TASK GOAL
Every record below must be returned word for word, with the pictures left out.
====
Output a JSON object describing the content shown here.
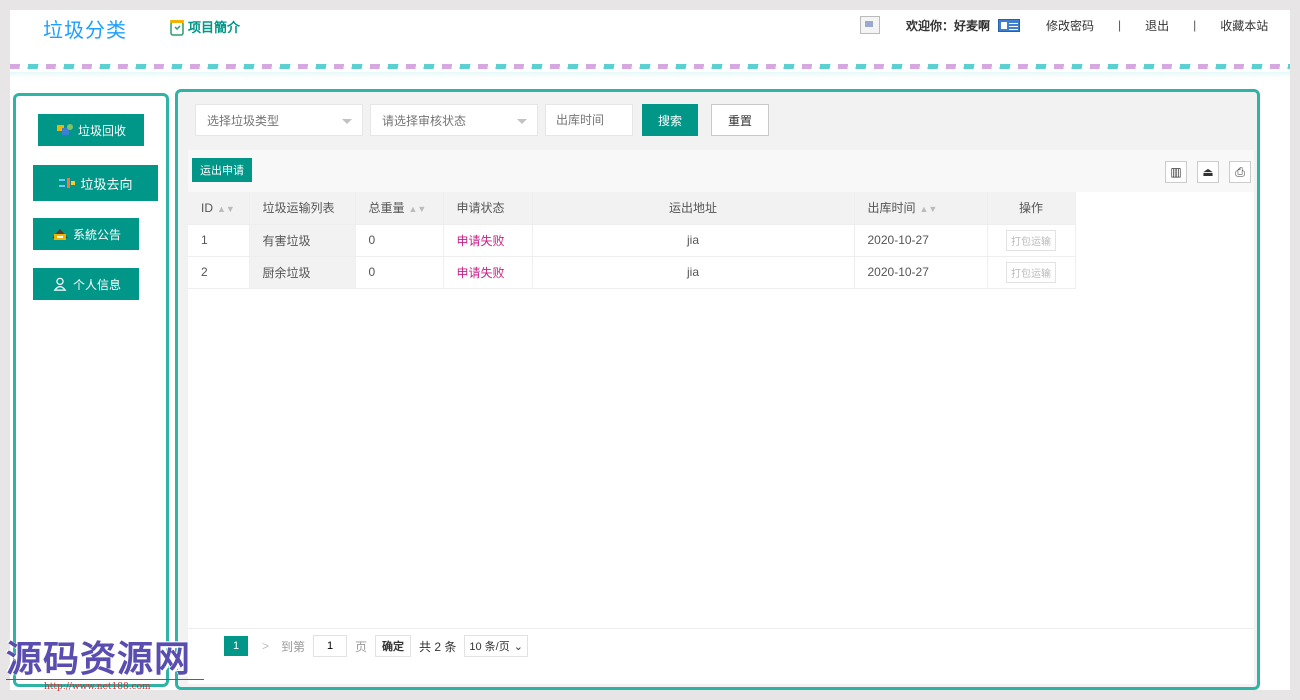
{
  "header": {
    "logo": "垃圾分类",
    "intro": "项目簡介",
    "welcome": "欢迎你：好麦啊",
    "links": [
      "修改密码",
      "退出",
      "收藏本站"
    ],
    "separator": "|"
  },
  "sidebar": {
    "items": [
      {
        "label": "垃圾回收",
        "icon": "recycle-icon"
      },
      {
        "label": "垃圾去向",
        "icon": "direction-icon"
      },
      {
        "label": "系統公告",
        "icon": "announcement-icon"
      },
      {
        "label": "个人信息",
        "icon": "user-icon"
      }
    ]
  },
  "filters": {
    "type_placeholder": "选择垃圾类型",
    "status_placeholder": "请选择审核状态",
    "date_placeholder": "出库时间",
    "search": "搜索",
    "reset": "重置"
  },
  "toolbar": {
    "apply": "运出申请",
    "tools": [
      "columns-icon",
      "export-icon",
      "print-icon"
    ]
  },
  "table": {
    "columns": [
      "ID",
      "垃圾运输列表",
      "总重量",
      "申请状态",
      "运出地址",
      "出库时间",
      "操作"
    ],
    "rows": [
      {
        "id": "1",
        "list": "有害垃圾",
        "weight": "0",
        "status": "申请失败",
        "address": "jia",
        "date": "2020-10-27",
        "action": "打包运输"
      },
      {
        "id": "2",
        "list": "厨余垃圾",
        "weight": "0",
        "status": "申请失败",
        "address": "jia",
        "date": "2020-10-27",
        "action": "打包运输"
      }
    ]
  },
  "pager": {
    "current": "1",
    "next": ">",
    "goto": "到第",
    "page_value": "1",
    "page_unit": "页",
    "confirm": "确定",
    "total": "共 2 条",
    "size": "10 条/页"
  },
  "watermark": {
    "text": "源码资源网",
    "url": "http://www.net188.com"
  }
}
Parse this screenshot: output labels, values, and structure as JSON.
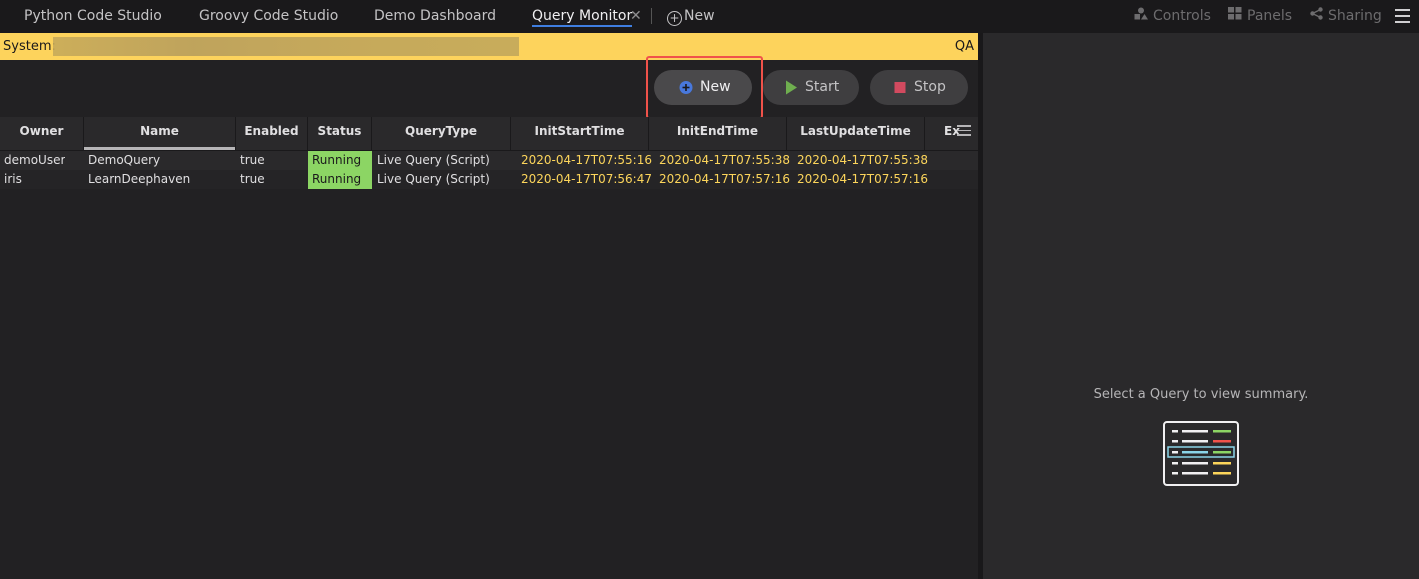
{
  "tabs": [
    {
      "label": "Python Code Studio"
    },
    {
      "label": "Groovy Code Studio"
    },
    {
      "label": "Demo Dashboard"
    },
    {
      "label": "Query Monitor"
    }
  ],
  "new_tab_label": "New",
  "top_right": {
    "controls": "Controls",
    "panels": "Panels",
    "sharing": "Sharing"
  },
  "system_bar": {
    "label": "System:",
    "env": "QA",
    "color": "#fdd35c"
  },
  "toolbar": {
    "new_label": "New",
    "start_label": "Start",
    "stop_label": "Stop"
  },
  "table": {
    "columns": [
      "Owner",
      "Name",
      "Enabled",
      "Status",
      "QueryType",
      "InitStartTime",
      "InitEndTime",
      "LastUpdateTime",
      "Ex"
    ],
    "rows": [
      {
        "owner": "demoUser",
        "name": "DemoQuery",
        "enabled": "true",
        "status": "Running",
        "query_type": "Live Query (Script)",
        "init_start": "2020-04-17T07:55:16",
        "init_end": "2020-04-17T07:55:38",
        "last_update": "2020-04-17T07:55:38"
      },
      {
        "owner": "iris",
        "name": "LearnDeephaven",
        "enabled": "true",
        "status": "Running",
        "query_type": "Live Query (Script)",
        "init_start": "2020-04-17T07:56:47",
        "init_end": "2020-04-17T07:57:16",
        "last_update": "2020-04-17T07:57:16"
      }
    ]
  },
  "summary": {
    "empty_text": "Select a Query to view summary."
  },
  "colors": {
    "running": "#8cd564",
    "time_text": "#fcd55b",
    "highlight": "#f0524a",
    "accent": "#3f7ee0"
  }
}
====
WRITTEN RESPONSE
Output a JSON object describing the content shown here.
{
  "header": {
    "logo": "垃圾分类",
    "intro": "项目簡介",
    "welcome": "欢迎你：好麦啊",
    "links": [
      "修改密码",
      "退出",
      "收藏本站"
    ],
    "separator": "|"
  },
  "sidebar": {
    "items": [
      {
        "label": "垃圾回收",
        "icon": "recycle-icon"
      },
      {
        "label": "垃圾去向",
        "icon": "direction-icon"
      },
      {
        "label": "系統公告",
        "icon": "announcement-icon"
      },
      {
        "label": "个人信息",
        "icon": "user-icon"
      }
    ]
  },
  "filters": {
    "type_placeholder": "选择垃圾类型",
    "status_placeholder": "请选择审核状态",
    "date_placeholder": "出库时间",
    "search": "搜索",
    "reset": "重置"
  },
  "toolbar": {
    "apply": "运出申请",
    "tools": [
      "columns-icon",
      "export-icon",
      "print-icon"
    ]
  },
  "table": {
    "columns": [
      "ID",
      "垃圾运输列表",
      "总重量",
      "申请状态",
      "运出地址",
      "出库时间",
      "操作"
    ],
    "rows": [
      {
        "id": "1",
        "list": "有害垃圾",
        "weight": "0",
        "status": "申请失败",
        "address": "jia",
        "date": "2020-10-27",
        "action": "打包运输"
      },
      {
        "id": "2",
        "list": "厨余垃圾",
        "weight": "0",
        "status": "申请失败",
        "address": "jia",
        "date": "2020-10-27",
        "action": "打包运输"
      }
    ]
  },
  "pager": {
    "current": "1",
    "next": ">",
    "goto": "到第",
    "page_value": "1",
    "page_unit": "页",
    "confirm": "确定",
    "total": "共 2 条",
    "size": "10 条/页"
  },
  "watermark": {
    "text": "源码资源网",
    "url": "http://www.net188.com"
  }
}
Parse this screenshot: output labels, values, and structure as JSON.
{
  "tabs": [
    {
      "label": "Python Code Studio"
    },
    {
      "label": "Groovy Code Studio"
    },
    {
      "label": "Demo Dashboard"
    },
    {
      "label": "Query Monitor"
    }
  ],
  "new_tab_label": "New",
  "top_right": {
    "controls": "Controls",
    "panels": "Panels",
    "sharing": "Sharing"
  },
  "system_bar": {
    "label": "System:",
    "env": "QA",
    "color": "#fdd35c"
  },
  "toolbar": {
    "new_label": "New",
    "start_label": "Start",
    "stop_label": "Stop"
  },
  "table": {
    "columns": [
      "Owner",
      "Name",
      "Enabled",
      "Status",
      "QueryType",
      "InitStartTime",
      "InitEndTime",
      "LastUpdateTime",
      "Ex"
    ],
    "rows": [
      {
        "owner": "demoUser",
        "name": "DemoQuery",
        "enabled": "true",
        "status": "Running",
        "query_type": "Live Query (Script)",
        "init_start": "2020-04-17T07:55:16",
        "init_end": "2020-04-17T07:55:38",
        "last_update": "2020-04-17T07:55:38"
      },
      {
        "owner": "iris",
        "name": "LearnDeephaven",
        "enabled": "true",
        "status": "Running",
        "query_type": "Live Query (Script)",
        "init_start": "2020-04-17T07:56:47",
        "init_end": "2020-04-17T07:57:16",
        "last_update": "2020-04-17T07:57:16"
      }
    ]
  },
  "summary": {
    "empty_text": "Select a Query to view summary."
  },
  "colors": {
    "running": "#8cd564",
    "time_text": "#fcd55b",
    "highlight": "#f0524a",
    "accent": "#3f7ee0"
  }
}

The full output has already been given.